ABOUT THIS EXERCISE ▸ Repeat all of the records exactly, leaving out the pictures.

STORED DATA Block Start

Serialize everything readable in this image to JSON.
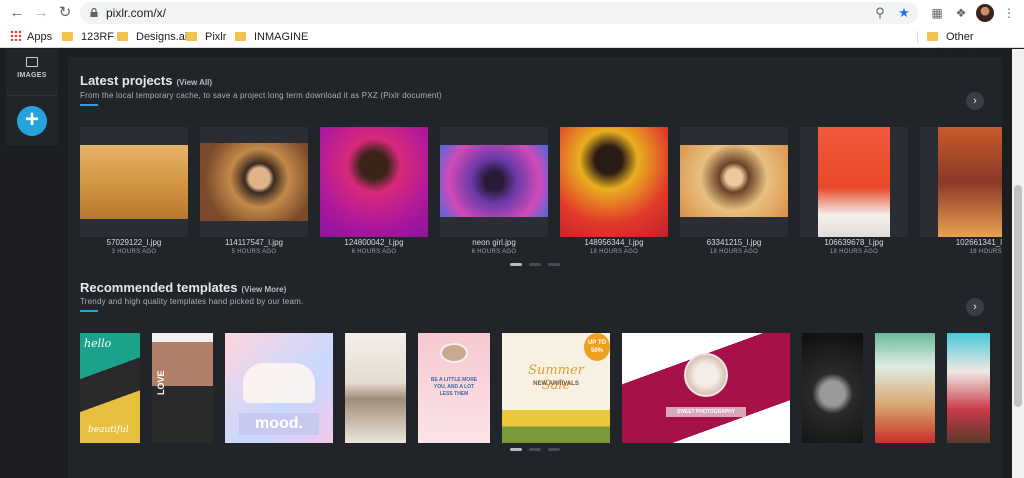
{
  "browser": {
    "url": "pixlr.com/x/",
    "bookmarks": [
      "Apps",
      "123RF",
      "Designs.ai",
      "Pixlr",
      "INMAGINE"
    ],
    "other_bookmarks": "Other bookmarks"
  },
  "sidebar": {
    "images_label": "IMAGES"
  },
  "latest": {
    "title": "Latest projects",
    "link": "(View All)",
    "subtitle": "From the local temporary cache, to save a project long term download it as PXZ (Pixlr document)",
    "projects": [
      {
        "name": "57029122_l.jpg",
        "time": "3 HOURS AGO"
      },
      {
        "name": "114117547_l.jpg",
        "time": "5 HOURS AGO"
      },
      {
        "name": "124800042_l.jpg",
        "time": "6 HOURS AGO"
      },
      {
        "name": "neon girl.jpg",
        "time": "6 HOURS AGO"
      },
      {
        "name": "148956344_l.jpg",
        "time": "18 HOURS AGO"
      },
      {
        "name": "63341215_l.jpg",
        "time": "18 HOURS AGO"
      },
      {
        "name": "106639678_l.jpg",
        "time": "18 HOURS AGO"
      },
      {
        "name": "102661341_l",
        "time": "18 HOURS"
      }
    ]
  },
  "templates": {
    "title": "Recommended templates",
    "link": "(View More)",
    "subtitle": "Trendy and high quality templates hand picked by our team.",
    "items": [
      {
        "text1": "hello",
        "text2": "beautiful"
      },
      {
        "text1": "LOVE"
      },
      {
        "text1": "mood."
      },
      {
        "text1": ""
      },
      {
        "text1": "BE A LITTLE MORE YOU, AND A LOT LESS THEM"
      },
      {
        "text1": "Summer Sale",
        "text2": "NEW ARRIVALS",
        "badge": "UP TO 50%"
      },
      {
        "text1": "SWEET PHOTOGRAPHY"
      },
      {
        "text1": ""
      },
      {
        "text1": ""
      },
      {
        "text1": ""
      }
    ]
  },
  "colors": {
    "accent": "#26a3dc",
    "panel": "#212429",
    "background": "#1b1d21"
  }
}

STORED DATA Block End

RESULT FOR THIS EXERCISE ▸
Serialize everything readable in this image to JSON.
{
  "browser": {
    "url": "pixlr.com/x/",
    "bookmarks": [
      "Apps",
      "123RF",
      "Designs.ai",
      "Pixlr",
      "INMAGINE"
    ],
    "other_bookmarks": "Other bookmarks"
  },
  "sidebar": {
    "images_label": "IMAGES"
  },
  "latest": {
    "title": "Latest projects",
    "link": "(View All)",
    "subtitle": "From the local temporary cache, to save a project long term download it as PXZ (Pixlr document)",
    "projects": [
      {
        "name": "57029122_l.jpg",
        "time": "3 HOURS AGO"
      },
      {
        "name": "114117547_l.jpg",
        "time": "5 HOURS AGO"
      },
      {
        "name": "124800042_l.jpg",
        "time": "6 HOURS AGO"
      },
      {
        "name": "neon girl.jpg",
        "time": "6 HOURS AGO"
      },
      {
        "name": "148956344_l.jpg",
        "time": "18 HOURS AGO"
      },
      {
        "name": "63341215_l.jpg",
        "time": "18 HOURS AGO"
      },
      {
        "name": "106639678_l.jpg",
        "time": "18 HOURS AGO"
      },
      {
        "name": "102661341_l",
        "time": "18 HOURS"
      }
    ]
  },
  "templates": {
    "title": "Recommended templates",
    "link": "(View More)",
    "subtitle": "Trendy and high quality templates hand picked by our team.",
    "items": [
      {
        "text1": "hello",
        "text2": "beautiful"
      },
      {
        "text1": "LOVE"
      },
      {
        "text1": "mood."
      },
      {
        "text1": ""
      },
      {
        "text1": "BE A LITTLE MORE YOU, AND A LOT LESS THEM"
      },
      {
        "text1": "Summer Sale",
        "text2": "NEW ARRIVALS",
        "badge": "UP TO 50%"
      },
      {
        "text1": "SWEET PHOTOGRAPHY"
      },
      {
        "text1": ""
      },
      {
        "text1": ""
      },
      {
        "text1": ""
      }
    ]
  },
  "colors": {
    "accent": "#26a3dc",
    "panel": "#212429",
    "background": "#1b1d21"
  }
}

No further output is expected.